------ Exercise input ------

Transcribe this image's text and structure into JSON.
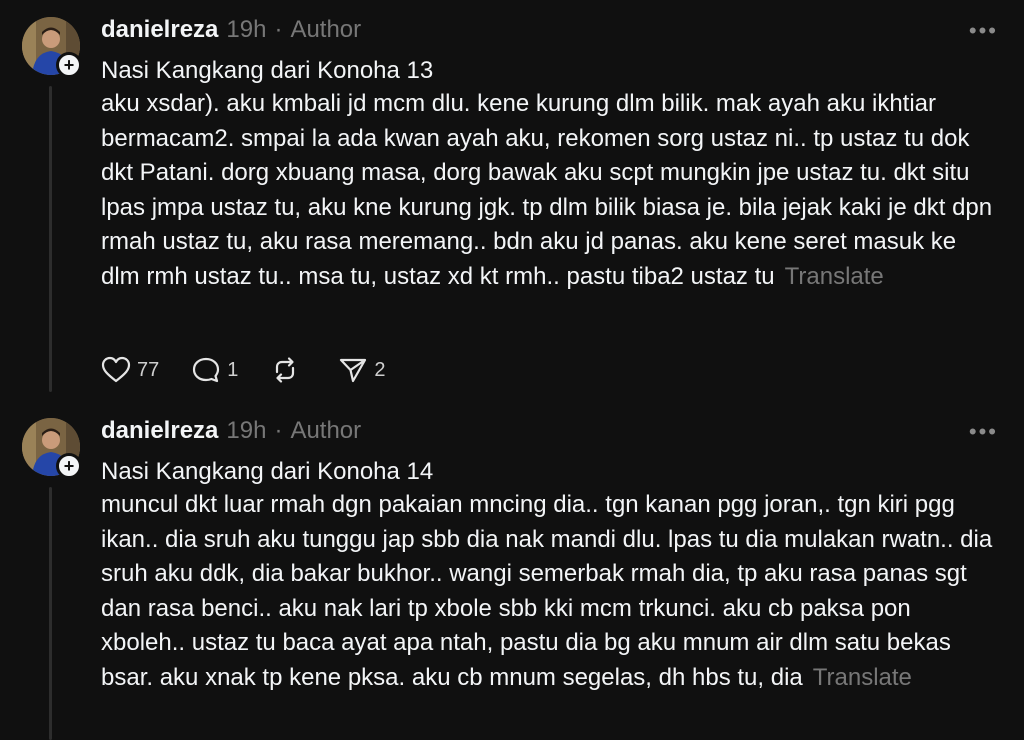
{
  "posts": [
    {
      "username": "danielreza",
      "time": "19h",
      "dot": "·",
      "author_badge": "Author",
      "more": "•••",
      "title": "Nasi Kangkang dari Konoha 13",
      "body": "aku xsdar). aku kmbali jd mcm dlu. kene kurung dlm bilik. mak ayah aku ikhtiar bermacam2. smpai la ada kwan ayah aku, rekomen sorg ustaz ni.. tp ustaz tu dok dkt Patani. dorg xbuang masa, dorg bawak aku scpt mungkin jpe ustaz tu. dkt situ lpas jmpa ustaz tu, aku kne kurung jgk. tp dlm bilik biasa je. bila jejak kaki je dkt dpn rmah ustaz tu, aku rasa meremang.. bdn aku jd panas. aku kene seret masuk ke dlm rmh ustaz tu.. msa tu, ustaz xd kt rmh.. pastu tiba2 ustaz tu",
      "translate": "Translate",
      "likes": "77",
      "replies": "1",
      "shares": "2"
    },
    {
      "username": "danielreza",
      "time": "19h",
      "dot": "·",
      "author_badge": "Author",
      "more": "•••",
      "title": "Nasi Kangkang dari Konoha 14",
      "body": "muncul dkt luar rmah dgn pakaian mncing dia.. tgn kanan pgg joran,. tgn kiri pgg ikan.. dia sruh aku tunggu jap sbb dia nak mandi dlu. lpas tu dia mulakan rwatn.. dia sruh aku ddk, dia bakar bukhor.. wangi semerbak rmah dia, tp aku rasa panas sgt dan rasa benci.. aku nak lari tp xbole sbb kki mcm trkunci. aku cb paksa pon xboleh.. ustaz tu baca ayat apa ntah, pastu dia bg aku mnum air dlm satu bekas bsar. aku xnak tp kene pksa. aku cb mnum segelas, dh hbs tu, dia",
      "translate": "Translate"
    }
  ],
  "icons": [
    "heart-icon",
    "comment-icon",
    "repost-icon",
    "share-icon",
    "plus-icon",
    "more-icon"
  ]
}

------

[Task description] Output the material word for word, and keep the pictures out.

[Completed exercise]
Transcribe this image's text and structure into JSON.
{
  "posts": [
    {
      "username": "danielreza",
      "time": "19h",
      "dot": "·",
      "author_badge": "Author",
      "more": "•••",
      "title": "Nasi Kangkang dari Konoha 13",
      "body": "aku xsdar). aku kmbali jd mcm dlu. kene kurung dlm bilik. mak ayah aku ikhtiar bermacam2. smpai la ada kwan ayah aku, rekomen sorg ustaz ni.. tp ustaz tu dok dkt Patani. dorg xbuang masa, dorg bawak aku scpt mungkin jpe ustaz tu. dkt situ lpas jmpa ustaz tu, aku kne kurung jgk. tp dlm bilik biasa je. bila jejak kaki je dkt dpn rmah ustaz tu, aku rasa meremang.. bdn aku jd panas. aku kene seret masuk ke dlm rmh ustaz tu.. msa tu, ustaz xd kt rmh.. pastu tiba2 ustaz tu",
      "translate": "Translate",
      "likes": "77",
      "replies": "1",
      "shares": "2"
    },
    {
      "username": "danielreza",
      "time": "19h",
      "dot": "·",
      "author_badge": "Author",
      "more": "•••",
      "title": "Nasi Kangkang dari Konoha 14",
      "body": "muncul dkt luar rmah dgn pakaian mncing dia.. tgn kanan pgg joran,. tgn kiri pgg ikan.. dia sruh aku tunggu jap sbb dia nak mandi dlu. lpas tu dia mulakan rwatn.. dia sruh aku ddk, dia bakar bukhor.. wangi semerbak rmah dia, tp aku rasa panas sgt dan rasa benci.. aku nak lari tp xbole sbb kki mcm trkunci. aku cb paksa pon xboleh.. ustaz tu baca ayat apa ntah, pastu dia bg aku mnum air dlm satu bekas bsar. aku xnak tp kene pksa. aku cb mnum segelas, dh hbs tu, dia",
      "translate": "Translate"
    }
  ],
  "icons": [
    "heart-icon",
    "comment-icon",
    "repost-icon",
    "share-icon",
    "plus-icon",
    "more-icon"
  ]
}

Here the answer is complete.